Serving all people by providing personalized health and wellness through exemplary care, education and research.
Explore health content from A to Z.
I need information about...
Cancer is when cells in the body change and grow out of control. Cancer cells can form lumps of tissue called tumors. Cancer that starts in the prostate is called prostate cancer. It can grow and spread beyond the prostate. Cancer that spreads is harder to treat.
The prostate is a gland in men about the size and shape of a walnut. It surrounds the upper part of the urethra. This is the tube that carries urine from the bladder.

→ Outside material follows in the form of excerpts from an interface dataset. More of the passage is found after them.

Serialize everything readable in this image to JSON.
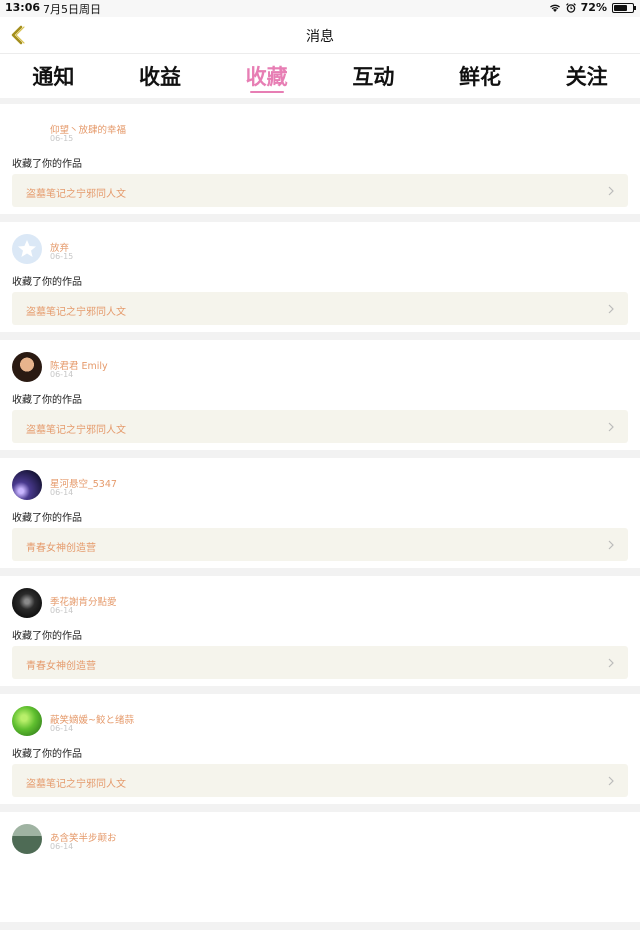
{
  "status_bar": {
    "time": "13:06",
    "date": "7月5日周日",
    "battery": "72%"
  },
  "navbar": {
    "title": "消息"
  },
  "tabs": [
    {
      "label": "通知",
      "active": false
    },
    {
      "label": "收益",
      "active": false
    },
    {
      "label": "收藏",
      "active": true
    },
    {
      "label": "互动",
      "active": false
    },
    {
      "label": "鲜花",
      "active": false
    },
    {
      "label": "关注",
      "active": false
    }
  ],
  "notifications": [
    {
      "user": "仰望丶放肆的幸福",
      "date": "06-15",
      "action": "收藏了你的作品",
      "work": "盗墓笔记之宁邪同人文",
      "avatar": "none"
    },
    {
      "user": "放弃",
      "date": "06-15",
      "action": "收藏了你的作品",
      "work": "盗墓笔记之宁邪同人文",
      "avatar": "default"
    },
    {
      "user": "陈君君 Emily",
      "date": "06-14",
      "action": "收藏了你的作品",
      "work": "盗墓笔记之宁邪同人文",
      "avatar": "portrait"
    },
    {
      "user": "星河悬空_5347",
      "date": "06-14",
      "action": "收藏了你的作品",
      "work": "青春女神创造营",
      "avatar": "galaxy"
    },
    {
      "user": "季花謝肯分點愛",
      "date": "06-14",
      "action": "收藏了你的作品",
      "work": "青春女神创造营",
      "avatar": "dark"
    },
    {
      "user": "蔽笑嫡媛~鲛と绪蒜",
      "date": "06-14",
      "action": "收藏了你的作品",
      "work": "盗墓笔记之宁邪同人文",
      "avatar": "green"
    },
    {
      "user": "あ含笑半步颠お",
      "date": "06-14",
      "action": "",
      "work": "",
      "avatar": "building"
    }
  ],
  "colors": {
    "accent": "#e77eb4",
    "link": "#e59a6b",
    "card_link_bg": "#f5f4ec"
  }
}
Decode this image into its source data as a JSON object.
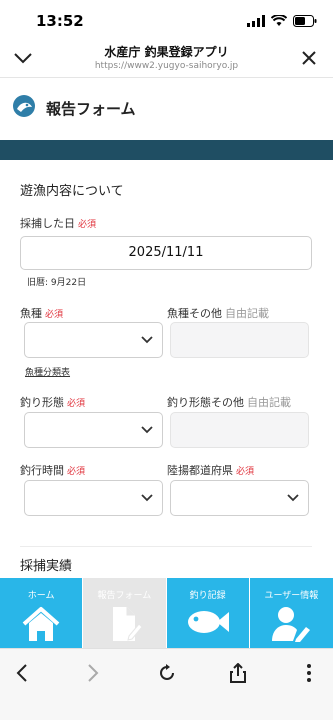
{
  "status": {
    "time": "13:52"
  },
  "browser": {
    "title": "水産庁 釣果登録アプリ",
    "url": "https://www2.yugyo-saihoryo.jp"
  },
  "app": {
    "title": "報告フォーム"
  },
  "form": {
    "section1_title": "遊漁内容について",
    "date_label": "採捕した日",
    "required": "必須",
    "date_value": "2025/11/11",
    "lunar_note": "旧暦: 9月22日",
    "fish_label": "魚種",
    "fish_other_label": "魚種その他",
    "free_text": "自由記載",
    "fish_category_link": "魚種分類表",
    "method_label": "釣り形態",
    "method_other_label": "釣り形態その他",
    "time_label": "釣行時間",
    "prefecture_label": "陸揚都道府県",
    "section2_title": "採捕実績"
  },
  "tabs": [
    {
      "label": "ホーム",
      "icon": "home-icon"
    },
    {
      "label": "報告フォーム",
      "icon": "form-edit-icon"
    },
    {
      "label": "釣り記録",
      "icon": "fish-icon"
    },
    {
      "label": "ユーザー情報",
      "icon": "user-edit-icon"
    }
  ],
  "colors": {
    "tab_bg": "#29b6e8",
    "tab_active_bg": "#e6e6e6",
    "band": "#1f4e63",
    "required": "#e0303a"
  }
}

The prostate makes some of the fluid that’s part of semen. During orgasm, semen leaves the body through the urethra.
As a man ages, the cells of his prostate may change to form tumors or other growths. The types of growths include:
Noncancerous growths. As a man ages, the prostate may grow larger. This is called benign prostatic hyperplasia (BPH). With BPH, extra prostate tissue often squeezes the urethra, causing symptoms such as trouble urinating. But BPH is not cancer and does not lead to cancer.

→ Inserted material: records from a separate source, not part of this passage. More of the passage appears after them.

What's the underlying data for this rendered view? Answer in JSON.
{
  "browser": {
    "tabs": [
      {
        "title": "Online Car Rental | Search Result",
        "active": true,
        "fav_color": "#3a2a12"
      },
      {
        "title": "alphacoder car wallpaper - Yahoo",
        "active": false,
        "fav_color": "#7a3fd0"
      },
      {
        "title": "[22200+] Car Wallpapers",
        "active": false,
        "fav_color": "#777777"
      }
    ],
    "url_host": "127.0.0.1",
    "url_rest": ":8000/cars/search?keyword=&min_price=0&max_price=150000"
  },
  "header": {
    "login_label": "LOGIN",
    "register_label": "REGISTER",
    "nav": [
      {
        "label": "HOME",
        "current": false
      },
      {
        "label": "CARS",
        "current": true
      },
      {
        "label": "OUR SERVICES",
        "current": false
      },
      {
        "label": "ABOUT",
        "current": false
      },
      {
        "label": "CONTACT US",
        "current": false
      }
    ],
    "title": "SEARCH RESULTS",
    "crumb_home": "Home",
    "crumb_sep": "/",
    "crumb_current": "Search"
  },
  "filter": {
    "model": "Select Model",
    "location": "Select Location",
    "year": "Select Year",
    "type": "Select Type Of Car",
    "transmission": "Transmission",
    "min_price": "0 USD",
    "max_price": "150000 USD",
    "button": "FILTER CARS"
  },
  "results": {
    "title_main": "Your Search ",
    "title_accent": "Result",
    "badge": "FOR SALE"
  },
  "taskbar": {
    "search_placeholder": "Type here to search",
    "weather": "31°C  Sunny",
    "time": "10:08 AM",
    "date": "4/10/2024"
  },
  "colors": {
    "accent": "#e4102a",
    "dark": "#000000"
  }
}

Atypical cells. These are also called prostatic intraepithelial neoplasia, or PIN. Some cells don’t look like normal (typical) prostate cells. Although they are not cancer cells, they may be a sign that cancer is likely to form.
Cancer. When abnormal prostate cells grow out of control and start to invade other tissues, they are called cancer cells. These cells may or may not lead to symptoms. Some tumors can be felt during a physical exam, and some can’t.
Metastatic cancer. Prostate cancer may grow into nearby organs or spread to nearby lymph nodes. Lymph nodes are small organs around the body that are part of the immune system. In some cases, the cancer spreads to bones or organs in distant parts of the body. This is called metastasis.
Prostate cancer may not cause symptoms at first. Urinary problems are often not a sign of cancer, but of another condition, such as BPH. To find out if you have prostate cancer, your health care provider must examine you and order tests. Tests help confirm a diagnosis of cancer. They also help give more information about a cancerous tumor. Tests might include:
Prostate specific antigen (PSA) testing. PSA is a chemical made by prostate tissue. The amount of PSA in the blood (PSA level) is tested to assess a man’s risk for prostate cancer. In general, a high or rising PSA level may mean an increased cancer risk. PSA testing is also used to assess the success of cancer treatments.
Core needle biopsy. This test uses a hollow needle to take small pieces of tissue from the prostate. This helps give more information about the cells. Before the test, pain medicine is used to prevent pain. During the test, a small probe is inserted into the rectum. The probe sends an image of the prostate to a video monitor. With this image as a guide, the health care provider uses a thin, hollow needle to remove tiny tissue samples from the prostate.
Copyright © 2015 Baylor Scott & White Health. All Rights Reserved. |
3500 Gaston Avenue, Dallas, TX 75246-2017 | 1.800.4BAYLOR